Today I want to show you how to make the card.  First though, some pictures!  Here’s an example of a kids one from the front:


And as an ‘easel’:

photo-7And some “grown up” butterfly ones:

photo-5photo-4I think this last one is the first card I ever made after going to a class run by the very talented Sally Ann Williams (check out Sally’s blog at http://www.sallycancraft.com)

[And yes, I’m still sorting through my old photos!!!]

Making the cards

To make these cards you need 2 pieces of card stock.  I like to use these dimensions: Piece 1 – 21 x 11 cm and Piece 2 – 11 x 11cm.  Why these dimensions?  Well, an A4 piece of card stock is 21cm along the short side, so it’s easy to just cut at 11cm to make your first piece.


Step 1 – score Piece 1 across the short edge at 5cm and 10cm in from the long edge.


Step 2 – fold the 10cm score line over as a valley fold.  Then fold the 5cm score line as a mountain fold (ie, back on itself)


Step 3 – decorate Piece 2 (11cm square) however you like.  This will be the front of your card.  I’ve found it can be quite effective to leave your square plain and actually decorate a separate 10.5 x 10.5cm piece of card stock and layer that onto the front of the card. This gives you a nice layered/framed effect.  In the two butterfly cards I’ve shown you above I’ve done two layers – a 10cm x 10cm white piece and a 10.5 x 10.5cm mat.

Step 4 – put some glue onto the ‘folded back’ section.  This is where you will stick the front of the card.  I’d recommend using Snail Adhesive from Stampin’ Up!.  I’ve tried other glues from Officeworks and $2 shops but in my experience they are not strong enough for an easel card and lose their stick after a few days.


Step 5 – stick on your card front!  This picture gives you the idea of how the card is stuck together:


Step 6 – you need to add something to the base of your card to make the ‘easel’, ie, to prop the front of the card on so it will stand upright. You want a finished card that works like this:

photo-3What can you use to prop up the card?  It can be anything that is thick enough for the front layer to rest on and stay upright.  This could be a button, a piece of thick ribbon, or a punched shape raised on dimensionals as I’ve used here.  (Dimensionals are double sided sticky foam dots sold by Stampin’ Up! which add height to embellishments on your projects).

Here is an example of how I’ve used punches and dimensionals to make a “prop” for the easel card:

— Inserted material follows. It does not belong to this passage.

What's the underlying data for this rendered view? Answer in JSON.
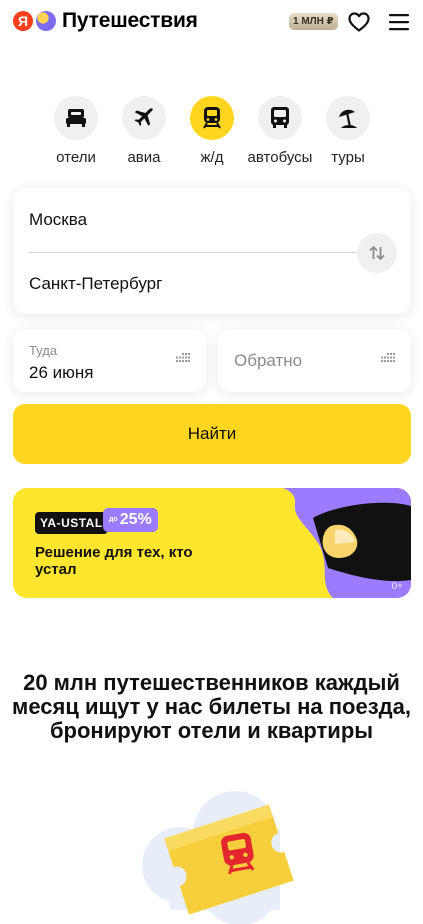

I’ve cut 3 large oval punches in brown card stock and stuck them to the card base.  I’ve then stamped and punched a white ‘For you’ image and used dimensionals to stick it in the middle of the punched ovals to give some height to prop up the easel card.

You can also use plain ribbon if it is thick enough, like this:


Or a button, like this:


Note: if you use a button the card won’t sit quite as nicely when the front is closed.

Hopefully that all made sense – feel free to leave me a comment if you’d like me to explain anything!

[BTW: The red card in the pictures is one I made while I was writing this post so I could take photos and demonstrate the steps.  I broke my own rules and stuck the square piece on before I decorated it, so I could show you another way to prop the card up.   I now have to figure out how to decorate the front!)

Thanks for reading – I hope you enjoy making your own easel card.  Or if you have tips on how I can make mine differently I’d love for you to share them!

Caro x